A young Wilde once eavesdropped on a Mick Jagger conversation at a party, as her parents were prominent and well-connected journalists. Munn has published a book called Suck It, Wonder Woman: The Misadventures of a Hollywood Geek. Close call, but The Rolling Stone pedigree wins out.
Munn is extremely funny, and she's not afraid to go the extra mile to make a gag work. Wilde is funny, but she hasn't had to rely on it nearly as often.
And there you have it, a narrow 3-2 for Munn. I know, I'm as shocked as you are, especially because I wagered pretty heavily on Wilde before the contest even started.
2. This Week’s Big Idea: A Publicly Funded Studio
Before we get to the crux of this idea, we need to consider a few seemingly disparate facts. First off, Black Swan, probable Best Picture Nominee, had a $13 million dollar production budget. That's what the film cost to make. We can assume that prints and marketing at least doubled that, so let's call the entire project a $25m expenditure. Solid. The film has made $51m at the box office, which, given the studio/theater split, means they probably have some work to do before a profit comes in. Bright side: once those Academy Award Nominations are announced the studio behind Black Swan, Fox Searchlight, is looking at a tidy profit on DVD and television residuals. That's Fox Searchlight's specialty, they turned a similar investment in Slumdog Millionaire into a win that likely earned them hundreds of millions of dollars.
Next up, consider the following math. $25 dollars multiplied by a million people is 25 million dollars. Good, let's move on to the big idea.

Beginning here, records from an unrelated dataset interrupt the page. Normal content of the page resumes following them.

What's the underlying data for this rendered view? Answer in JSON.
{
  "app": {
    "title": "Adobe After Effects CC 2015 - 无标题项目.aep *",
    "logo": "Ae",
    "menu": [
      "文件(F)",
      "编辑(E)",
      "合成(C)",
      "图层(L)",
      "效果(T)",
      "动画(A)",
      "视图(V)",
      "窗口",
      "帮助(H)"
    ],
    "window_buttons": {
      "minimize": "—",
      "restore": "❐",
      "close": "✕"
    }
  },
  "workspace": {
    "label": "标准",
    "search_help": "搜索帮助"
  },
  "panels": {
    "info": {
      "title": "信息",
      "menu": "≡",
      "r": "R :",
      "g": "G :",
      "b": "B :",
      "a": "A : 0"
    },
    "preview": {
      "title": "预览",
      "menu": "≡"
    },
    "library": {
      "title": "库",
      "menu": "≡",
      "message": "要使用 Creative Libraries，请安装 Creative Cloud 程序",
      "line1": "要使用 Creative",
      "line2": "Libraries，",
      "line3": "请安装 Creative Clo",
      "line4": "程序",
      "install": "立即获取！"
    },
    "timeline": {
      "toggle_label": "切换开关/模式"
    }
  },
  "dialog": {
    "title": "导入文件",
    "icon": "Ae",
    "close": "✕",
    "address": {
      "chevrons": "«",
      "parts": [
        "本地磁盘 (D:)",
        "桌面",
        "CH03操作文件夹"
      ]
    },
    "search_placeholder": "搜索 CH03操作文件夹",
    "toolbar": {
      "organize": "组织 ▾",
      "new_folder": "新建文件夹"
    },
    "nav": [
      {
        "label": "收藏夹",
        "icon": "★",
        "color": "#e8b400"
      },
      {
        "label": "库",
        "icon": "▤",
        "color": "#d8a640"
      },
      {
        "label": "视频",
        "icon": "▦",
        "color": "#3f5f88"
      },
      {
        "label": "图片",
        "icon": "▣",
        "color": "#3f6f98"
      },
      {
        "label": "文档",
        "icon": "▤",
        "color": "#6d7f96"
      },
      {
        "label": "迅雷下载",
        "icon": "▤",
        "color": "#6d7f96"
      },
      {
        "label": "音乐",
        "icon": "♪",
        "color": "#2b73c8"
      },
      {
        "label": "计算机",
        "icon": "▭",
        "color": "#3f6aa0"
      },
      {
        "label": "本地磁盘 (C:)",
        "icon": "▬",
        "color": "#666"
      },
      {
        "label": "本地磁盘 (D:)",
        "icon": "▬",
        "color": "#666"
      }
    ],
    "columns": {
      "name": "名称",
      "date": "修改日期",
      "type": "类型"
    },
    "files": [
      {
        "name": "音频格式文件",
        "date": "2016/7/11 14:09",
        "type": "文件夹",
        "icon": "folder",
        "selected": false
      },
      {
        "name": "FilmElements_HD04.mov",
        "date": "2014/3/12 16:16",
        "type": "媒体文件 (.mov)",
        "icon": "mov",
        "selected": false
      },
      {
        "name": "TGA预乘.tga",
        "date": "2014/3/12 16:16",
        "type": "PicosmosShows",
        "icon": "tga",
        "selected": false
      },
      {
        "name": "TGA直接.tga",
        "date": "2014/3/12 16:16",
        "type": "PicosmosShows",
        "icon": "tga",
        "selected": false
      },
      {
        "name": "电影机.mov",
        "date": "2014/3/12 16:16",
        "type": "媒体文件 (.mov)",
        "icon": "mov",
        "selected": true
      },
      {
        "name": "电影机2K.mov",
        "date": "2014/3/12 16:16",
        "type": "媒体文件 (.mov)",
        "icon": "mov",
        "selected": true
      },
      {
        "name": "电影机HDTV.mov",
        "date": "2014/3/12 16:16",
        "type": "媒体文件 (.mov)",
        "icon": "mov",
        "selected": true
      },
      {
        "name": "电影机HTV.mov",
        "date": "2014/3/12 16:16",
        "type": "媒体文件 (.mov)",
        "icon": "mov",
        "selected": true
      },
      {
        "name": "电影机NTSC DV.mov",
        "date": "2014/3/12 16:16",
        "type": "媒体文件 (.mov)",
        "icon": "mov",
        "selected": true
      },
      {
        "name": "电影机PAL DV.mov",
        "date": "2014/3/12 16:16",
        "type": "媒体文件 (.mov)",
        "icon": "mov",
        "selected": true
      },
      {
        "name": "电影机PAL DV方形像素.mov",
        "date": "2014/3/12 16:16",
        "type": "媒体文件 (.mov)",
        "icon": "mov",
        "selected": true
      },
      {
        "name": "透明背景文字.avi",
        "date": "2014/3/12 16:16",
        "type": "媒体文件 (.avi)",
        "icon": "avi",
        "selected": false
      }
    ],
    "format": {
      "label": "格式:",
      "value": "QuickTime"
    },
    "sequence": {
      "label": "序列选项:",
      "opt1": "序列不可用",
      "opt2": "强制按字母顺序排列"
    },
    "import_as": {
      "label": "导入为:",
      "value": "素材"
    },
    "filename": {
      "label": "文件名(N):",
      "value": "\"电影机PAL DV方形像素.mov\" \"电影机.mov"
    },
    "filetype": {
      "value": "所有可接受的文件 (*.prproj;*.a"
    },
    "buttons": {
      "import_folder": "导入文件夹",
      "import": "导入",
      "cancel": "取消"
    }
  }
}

What if a director announced an intent to sell shares in their film to cover production and print costs?
Think of it. Would you invest $25 bucks in a Danny Boyle or Darren Aronofsky film for a chance at $50 later? Or you might even do it just because you're a huge fan of a certain director, and because $25 isn't a huge risk for you. Perhaps you want to buy four shares? Or a hundred?
The idea of a co-op to spread risk and foster creativity is not particularly new or innovative. It is defined as "a business organization owned and operated by a group of individuals for their mutual benefit." Simple enough, right? Now, I'm not talking about projects that would be simply fan funded, like Kickstarter, or the idea Kevin Smith for Red State (which would have worked, for the record). I'm talking about a living and breathing business, one which you could definitely lose your $25 on, and one that would require honest brokers on all sides. This would have to be a business that filed tax documents and was licensed and bonded. This wouldn't be for charity, though there would certainly be an element of goodwill involved, because you probably wouldn't buy into directors you didn't dig ... unless you were simply making bets on the industry. But for less expensive non-effects driven dramas I have no idea why a director doesn't try this out. It would free him/her up creatively, and it would be a gamechanger for the industry. Let’s bring the power of producing to the people!
On that note, I'm off to bet heavily on Colin Firth against Colin Farrell.
Laremy is the lead critic and senior producer for a website named Film.com. He's also available on Twitter.